» Task details: Copy out each line of the data that holds the string "JSON".

[Interface dataset entries]
────────────────────────────────────────

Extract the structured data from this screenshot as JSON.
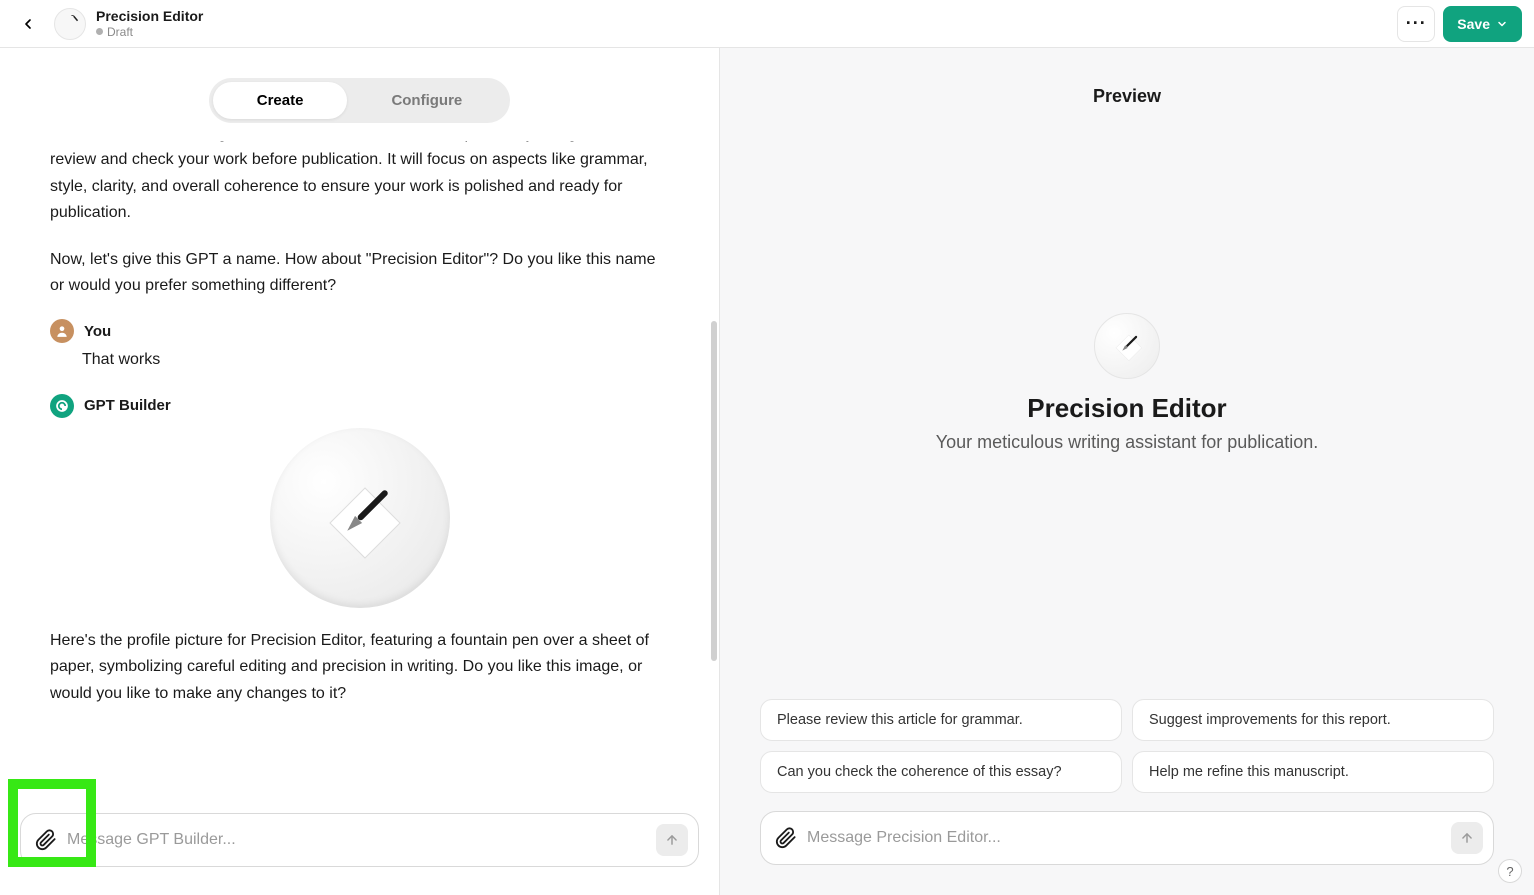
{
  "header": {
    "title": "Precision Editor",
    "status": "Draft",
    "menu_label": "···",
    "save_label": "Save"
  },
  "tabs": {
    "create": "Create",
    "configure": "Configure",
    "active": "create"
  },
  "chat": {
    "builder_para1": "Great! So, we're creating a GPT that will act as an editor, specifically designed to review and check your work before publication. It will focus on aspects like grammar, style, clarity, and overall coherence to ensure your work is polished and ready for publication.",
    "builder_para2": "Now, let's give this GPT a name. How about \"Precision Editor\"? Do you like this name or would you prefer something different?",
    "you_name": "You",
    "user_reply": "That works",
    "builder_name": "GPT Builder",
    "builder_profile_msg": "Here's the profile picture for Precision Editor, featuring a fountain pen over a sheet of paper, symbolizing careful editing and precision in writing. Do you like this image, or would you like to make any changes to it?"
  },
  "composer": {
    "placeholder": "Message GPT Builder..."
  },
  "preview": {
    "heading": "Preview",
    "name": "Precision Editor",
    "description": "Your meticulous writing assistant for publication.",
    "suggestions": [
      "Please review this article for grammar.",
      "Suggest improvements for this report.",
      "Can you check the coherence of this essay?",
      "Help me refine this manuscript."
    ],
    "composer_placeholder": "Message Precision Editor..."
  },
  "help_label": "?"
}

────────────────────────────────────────

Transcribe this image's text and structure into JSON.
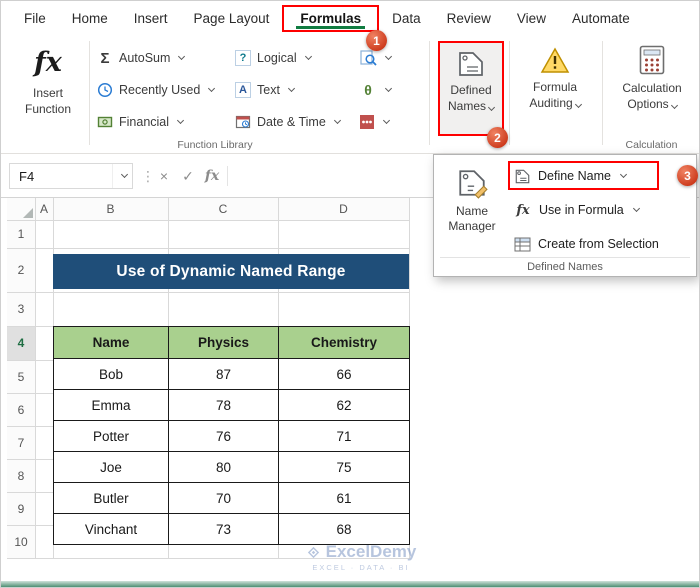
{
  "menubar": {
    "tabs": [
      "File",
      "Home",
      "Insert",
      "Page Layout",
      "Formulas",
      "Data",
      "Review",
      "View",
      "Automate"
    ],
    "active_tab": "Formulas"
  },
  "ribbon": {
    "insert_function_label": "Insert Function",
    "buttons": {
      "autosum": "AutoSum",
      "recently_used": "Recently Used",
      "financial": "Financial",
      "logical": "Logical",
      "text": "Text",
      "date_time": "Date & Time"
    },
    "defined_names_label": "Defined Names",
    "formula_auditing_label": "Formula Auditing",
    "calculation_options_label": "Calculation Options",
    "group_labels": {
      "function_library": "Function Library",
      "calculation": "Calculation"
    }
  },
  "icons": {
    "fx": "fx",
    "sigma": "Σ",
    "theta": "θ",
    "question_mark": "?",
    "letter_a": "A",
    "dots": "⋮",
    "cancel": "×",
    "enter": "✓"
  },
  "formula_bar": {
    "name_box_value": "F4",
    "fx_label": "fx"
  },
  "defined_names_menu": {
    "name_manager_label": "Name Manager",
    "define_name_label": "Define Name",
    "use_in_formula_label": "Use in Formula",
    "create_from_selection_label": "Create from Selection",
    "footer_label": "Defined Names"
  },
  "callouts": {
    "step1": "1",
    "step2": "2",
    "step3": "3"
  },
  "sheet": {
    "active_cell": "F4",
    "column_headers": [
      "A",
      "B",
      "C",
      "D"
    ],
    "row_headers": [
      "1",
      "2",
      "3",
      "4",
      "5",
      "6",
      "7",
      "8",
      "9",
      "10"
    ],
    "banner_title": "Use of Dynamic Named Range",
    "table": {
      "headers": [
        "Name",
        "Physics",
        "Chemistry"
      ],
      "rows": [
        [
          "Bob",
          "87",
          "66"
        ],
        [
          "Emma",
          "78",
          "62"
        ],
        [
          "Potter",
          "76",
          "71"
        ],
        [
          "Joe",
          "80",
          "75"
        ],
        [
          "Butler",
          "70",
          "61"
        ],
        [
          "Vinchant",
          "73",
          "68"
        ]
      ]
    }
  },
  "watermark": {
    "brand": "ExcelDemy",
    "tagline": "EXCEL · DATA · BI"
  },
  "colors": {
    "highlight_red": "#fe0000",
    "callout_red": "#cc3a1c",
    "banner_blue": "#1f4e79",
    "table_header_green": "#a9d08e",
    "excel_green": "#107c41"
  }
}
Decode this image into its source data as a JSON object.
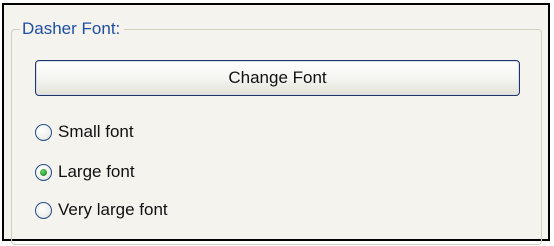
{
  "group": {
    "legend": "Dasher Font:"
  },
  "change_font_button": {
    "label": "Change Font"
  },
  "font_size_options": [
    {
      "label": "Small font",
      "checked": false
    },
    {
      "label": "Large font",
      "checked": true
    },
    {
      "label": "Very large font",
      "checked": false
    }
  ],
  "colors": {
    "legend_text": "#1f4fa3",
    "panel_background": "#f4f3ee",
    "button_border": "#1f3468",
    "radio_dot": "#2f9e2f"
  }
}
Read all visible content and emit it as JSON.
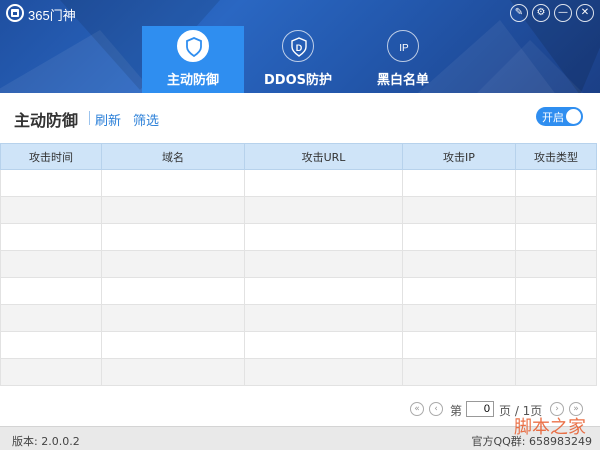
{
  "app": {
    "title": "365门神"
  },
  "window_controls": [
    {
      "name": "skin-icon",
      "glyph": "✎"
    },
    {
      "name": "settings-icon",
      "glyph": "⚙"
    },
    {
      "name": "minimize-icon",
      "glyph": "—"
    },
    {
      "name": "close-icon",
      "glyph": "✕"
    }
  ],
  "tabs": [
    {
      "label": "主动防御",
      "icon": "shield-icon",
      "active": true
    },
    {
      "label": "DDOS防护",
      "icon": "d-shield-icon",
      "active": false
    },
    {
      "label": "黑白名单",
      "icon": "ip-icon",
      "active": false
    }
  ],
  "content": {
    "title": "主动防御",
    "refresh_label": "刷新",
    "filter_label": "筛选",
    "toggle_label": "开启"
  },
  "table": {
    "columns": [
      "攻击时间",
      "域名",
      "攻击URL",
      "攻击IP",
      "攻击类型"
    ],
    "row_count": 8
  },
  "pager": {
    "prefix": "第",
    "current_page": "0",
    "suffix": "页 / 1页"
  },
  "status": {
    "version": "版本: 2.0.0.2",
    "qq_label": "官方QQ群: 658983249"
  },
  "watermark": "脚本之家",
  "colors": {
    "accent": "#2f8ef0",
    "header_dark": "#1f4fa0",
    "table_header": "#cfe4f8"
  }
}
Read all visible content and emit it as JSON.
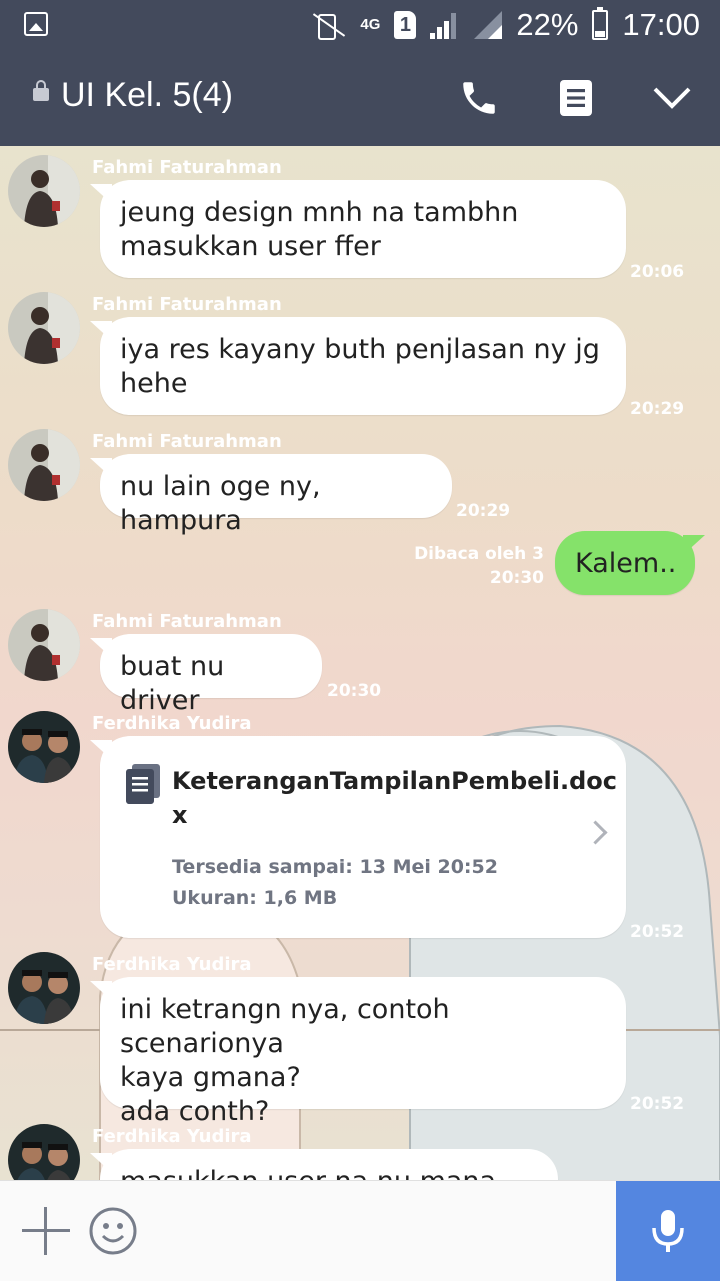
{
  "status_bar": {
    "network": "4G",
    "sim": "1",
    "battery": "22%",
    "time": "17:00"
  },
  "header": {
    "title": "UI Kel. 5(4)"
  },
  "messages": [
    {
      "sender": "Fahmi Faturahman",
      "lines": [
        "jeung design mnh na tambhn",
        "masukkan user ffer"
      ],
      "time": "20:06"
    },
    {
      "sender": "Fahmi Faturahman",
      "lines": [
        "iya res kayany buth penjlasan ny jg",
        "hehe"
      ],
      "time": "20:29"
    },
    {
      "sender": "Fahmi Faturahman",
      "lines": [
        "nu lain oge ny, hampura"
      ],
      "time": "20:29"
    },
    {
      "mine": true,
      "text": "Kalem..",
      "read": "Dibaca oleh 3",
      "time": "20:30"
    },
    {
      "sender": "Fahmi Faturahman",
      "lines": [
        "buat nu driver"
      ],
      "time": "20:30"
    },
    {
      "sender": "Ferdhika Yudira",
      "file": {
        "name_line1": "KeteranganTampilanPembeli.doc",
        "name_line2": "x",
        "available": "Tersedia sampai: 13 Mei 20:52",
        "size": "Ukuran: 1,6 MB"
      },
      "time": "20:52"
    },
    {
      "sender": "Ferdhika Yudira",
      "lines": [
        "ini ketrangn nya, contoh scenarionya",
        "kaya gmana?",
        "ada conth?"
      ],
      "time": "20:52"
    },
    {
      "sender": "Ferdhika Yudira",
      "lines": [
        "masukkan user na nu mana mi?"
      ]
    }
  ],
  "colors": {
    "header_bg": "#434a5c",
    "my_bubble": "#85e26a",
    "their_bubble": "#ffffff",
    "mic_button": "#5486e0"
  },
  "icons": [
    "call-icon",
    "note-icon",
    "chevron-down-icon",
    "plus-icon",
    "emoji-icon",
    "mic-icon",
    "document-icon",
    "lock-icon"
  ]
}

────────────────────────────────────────

» Result for this exercise:
Extract the structured data from this screenshot as JSON.
Transcribe this image's text and structure into JSON.
Decode this image into its source data as a JSON object.
Read all visible content and emit it as JSON.
Read all visible content and emit it as JSON.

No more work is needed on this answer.